#### PROBLEM REQUIREMENTS
In the records that follow, locate every line with "main" and extract it.

Web page and app entries
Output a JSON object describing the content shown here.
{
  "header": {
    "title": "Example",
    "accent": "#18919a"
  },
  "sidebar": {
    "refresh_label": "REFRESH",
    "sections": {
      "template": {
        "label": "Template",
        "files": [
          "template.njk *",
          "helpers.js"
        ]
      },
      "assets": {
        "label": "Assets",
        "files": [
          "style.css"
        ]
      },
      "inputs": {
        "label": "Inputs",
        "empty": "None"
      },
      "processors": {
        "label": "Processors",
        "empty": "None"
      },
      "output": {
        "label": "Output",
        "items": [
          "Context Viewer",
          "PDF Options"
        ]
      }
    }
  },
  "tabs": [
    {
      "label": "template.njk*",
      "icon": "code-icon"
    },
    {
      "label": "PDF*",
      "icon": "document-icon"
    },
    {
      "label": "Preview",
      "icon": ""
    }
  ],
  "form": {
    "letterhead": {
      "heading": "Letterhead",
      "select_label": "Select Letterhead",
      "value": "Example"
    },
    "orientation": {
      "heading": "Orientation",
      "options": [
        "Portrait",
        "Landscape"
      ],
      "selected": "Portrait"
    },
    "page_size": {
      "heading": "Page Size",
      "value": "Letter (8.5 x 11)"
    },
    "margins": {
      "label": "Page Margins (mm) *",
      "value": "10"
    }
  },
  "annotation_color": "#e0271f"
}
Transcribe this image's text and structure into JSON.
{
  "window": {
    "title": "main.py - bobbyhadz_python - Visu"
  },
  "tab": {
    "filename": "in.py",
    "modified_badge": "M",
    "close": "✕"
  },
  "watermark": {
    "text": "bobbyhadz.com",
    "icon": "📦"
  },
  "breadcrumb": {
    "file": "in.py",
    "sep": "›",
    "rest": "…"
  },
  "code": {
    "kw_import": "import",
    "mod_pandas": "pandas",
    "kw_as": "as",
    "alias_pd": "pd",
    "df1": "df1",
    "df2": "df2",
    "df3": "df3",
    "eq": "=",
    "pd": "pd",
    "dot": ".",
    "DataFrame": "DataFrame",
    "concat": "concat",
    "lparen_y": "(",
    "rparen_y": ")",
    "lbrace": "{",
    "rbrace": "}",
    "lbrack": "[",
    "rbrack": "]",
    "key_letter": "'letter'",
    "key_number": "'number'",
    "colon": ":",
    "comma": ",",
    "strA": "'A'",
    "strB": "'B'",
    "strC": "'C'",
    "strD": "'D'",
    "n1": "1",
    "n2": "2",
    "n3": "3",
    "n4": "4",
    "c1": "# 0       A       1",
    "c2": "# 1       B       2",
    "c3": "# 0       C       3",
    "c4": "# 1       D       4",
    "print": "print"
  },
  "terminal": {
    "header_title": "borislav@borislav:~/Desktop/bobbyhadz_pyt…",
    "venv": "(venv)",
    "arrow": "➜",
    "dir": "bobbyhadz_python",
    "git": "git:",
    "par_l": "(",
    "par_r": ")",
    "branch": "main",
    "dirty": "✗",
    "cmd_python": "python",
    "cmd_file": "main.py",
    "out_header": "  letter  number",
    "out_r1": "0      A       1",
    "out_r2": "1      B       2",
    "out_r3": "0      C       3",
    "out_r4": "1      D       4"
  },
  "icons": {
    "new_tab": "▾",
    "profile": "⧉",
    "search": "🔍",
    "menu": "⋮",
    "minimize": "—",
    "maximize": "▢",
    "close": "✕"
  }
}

#### THE ANSWER
    "title": "main.py - bobbyhadz_python - Visu"
    "branch": "main",
    "cmd_file": "main.py",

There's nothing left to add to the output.